Building Professional Relationships Around the World

Technology is having profound effects on the fundamentals of our society.  While some of this isn’t so good for the music industry, there are aspects that do benefit musicians.

Recording on your patio!

Recording on your patio!

Composers can write entire scores on their laptops, and people use websites such as SoundCloud to share their music across the whole world. Working in a remote fashion, bands have been able to record songs across entirely different continents! With the advent of cloud-based data transfer, online collaboration with studios and producers around the world is becoming more common.

As this trend progresses, we are seeing more artists working with remote mixing and mastering studios. As a staff member of Digital Bear Entertainment, a mixing studio in Cambridge MA, I have noticed that it is becoming less common for clients to be present in the studio while we work on their music. Of course, we welcome the Artist to come in, but are finding that even if that particular client lives fairly close by, they do not always come in. This means that regardless of where the client lives, the vast majority of communication takes place over telephone and emails. Distance no longer matters.  Mixing this way is a lot simpler and more productive than it may seem.

Initially, I think both we, and our clients, were squeamish about this loss of face-time.  After all, music is such a personal connection.  Yet, music is really all about making that personal connection in a way that spans time and space.  Using technology to our advantage, we have found that we are able to span time and space, and maintain that connection!

There are some side benefits of working this way too. Streamlining the studio workflow can save a lot of time spent in the studio. As we all know in this industry: time is money and any reasonable cost cutting is helpful! Time and money is also saved when you factor travel into consideration, and it is possible to have a record mixed or mastered without taking time off your day job.

Perhaps one of the most important benefits of working with a remote studio is getting the right people to helm your project.  Not only are the talents of individuals no longer locked to their location, but the political influence they can bring to your career is available even if you are nowhere near them.  We certainly get involved with our clients beyond just the mixing; providing management consulting and career development that you can’t get wherever you may be.

Office Bitch or MVP? How Gen-Yers Can Use Entry Level Jobs to Their Advantage

This is a great article.  I would only clarify that “office bitch” doesn’t mean bitchy person at the office, but rather “gopher” or “slave”.  That took me a few paragraphs 🙂

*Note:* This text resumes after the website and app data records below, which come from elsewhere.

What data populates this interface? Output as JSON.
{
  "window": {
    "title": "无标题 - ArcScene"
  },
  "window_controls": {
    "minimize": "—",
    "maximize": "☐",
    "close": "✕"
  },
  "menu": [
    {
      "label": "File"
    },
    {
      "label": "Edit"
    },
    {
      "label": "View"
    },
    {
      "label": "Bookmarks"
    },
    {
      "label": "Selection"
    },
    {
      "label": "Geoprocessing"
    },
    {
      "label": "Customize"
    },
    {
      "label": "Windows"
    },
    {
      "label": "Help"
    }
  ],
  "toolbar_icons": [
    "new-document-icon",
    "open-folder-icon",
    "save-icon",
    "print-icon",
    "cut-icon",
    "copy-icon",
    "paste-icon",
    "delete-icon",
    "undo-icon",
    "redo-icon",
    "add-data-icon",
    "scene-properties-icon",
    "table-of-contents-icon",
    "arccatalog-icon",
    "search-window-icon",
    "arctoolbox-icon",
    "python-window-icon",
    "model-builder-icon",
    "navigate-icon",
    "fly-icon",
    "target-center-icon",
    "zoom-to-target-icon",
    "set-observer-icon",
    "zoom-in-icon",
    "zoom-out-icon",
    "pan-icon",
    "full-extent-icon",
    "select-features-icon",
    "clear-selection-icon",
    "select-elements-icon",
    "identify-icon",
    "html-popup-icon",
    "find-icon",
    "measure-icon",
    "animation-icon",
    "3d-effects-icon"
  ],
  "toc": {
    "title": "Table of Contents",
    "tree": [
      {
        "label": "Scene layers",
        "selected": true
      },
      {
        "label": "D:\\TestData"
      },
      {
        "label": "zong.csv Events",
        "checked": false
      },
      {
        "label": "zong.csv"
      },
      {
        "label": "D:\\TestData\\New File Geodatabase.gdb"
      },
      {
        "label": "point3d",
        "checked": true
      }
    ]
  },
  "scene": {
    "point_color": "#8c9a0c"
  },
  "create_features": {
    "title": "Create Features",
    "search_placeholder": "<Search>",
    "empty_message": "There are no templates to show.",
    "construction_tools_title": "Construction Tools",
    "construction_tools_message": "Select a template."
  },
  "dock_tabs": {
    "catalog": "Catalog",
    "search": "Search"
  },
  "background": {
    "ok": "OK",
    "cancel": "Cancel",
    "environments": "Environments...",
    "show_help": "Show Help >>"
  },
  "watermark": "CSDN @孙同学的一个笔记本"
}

Office Bitch or MVP? How Gen-Yers Can Use Entry Level Jobs to Their Advantage.

JT’s Picks: Good Night, States – Country/Static

What would you get if Bruce Springsteen used a bunch of mangled digital synths embedded in all his ballads?  If you add deeply understated vocals coupled with female backing and the occasional duet part, you get Good Night, States.  GN,S is a band from the Mid-Atlantic region with members from Pittsburgh, Philly, and NJ, so the Bruce connection is real.  Their new album, Country/Static is aptly named.  A collection of deep ballads delivered with quiet intimate vocals, traditional rock arrangements, and odd twisted synth sounds.

Play: Good Night, States – Inside

Stand out tracks include Inside for its sheer beauty; Fog In The Valley for its basic normality; and Head In My Direction for being as upbeat and rockin’ as Good Night, States gets.  Some of the synth parts seem quite at odds with the basic tracks.  I’m not sure whether this entirely works, but it is very intriguing.  Check out Everybody Is Sound for a particular example.  Tired of Making Sense channels U2 for a mild change of pace.

If I had to levy any criticism, and you know I do, it’s just that GN,S is a bit mopey.  It’s not that I don’t appreciate a good song that makes me want to contemplate suicide, but a whole album of that just seems overwhelming.   I think each song is very successful individually, so you be the judge of the compendium.   Good Night, States’ Country/Static is available April 5, 2012.  Go get it!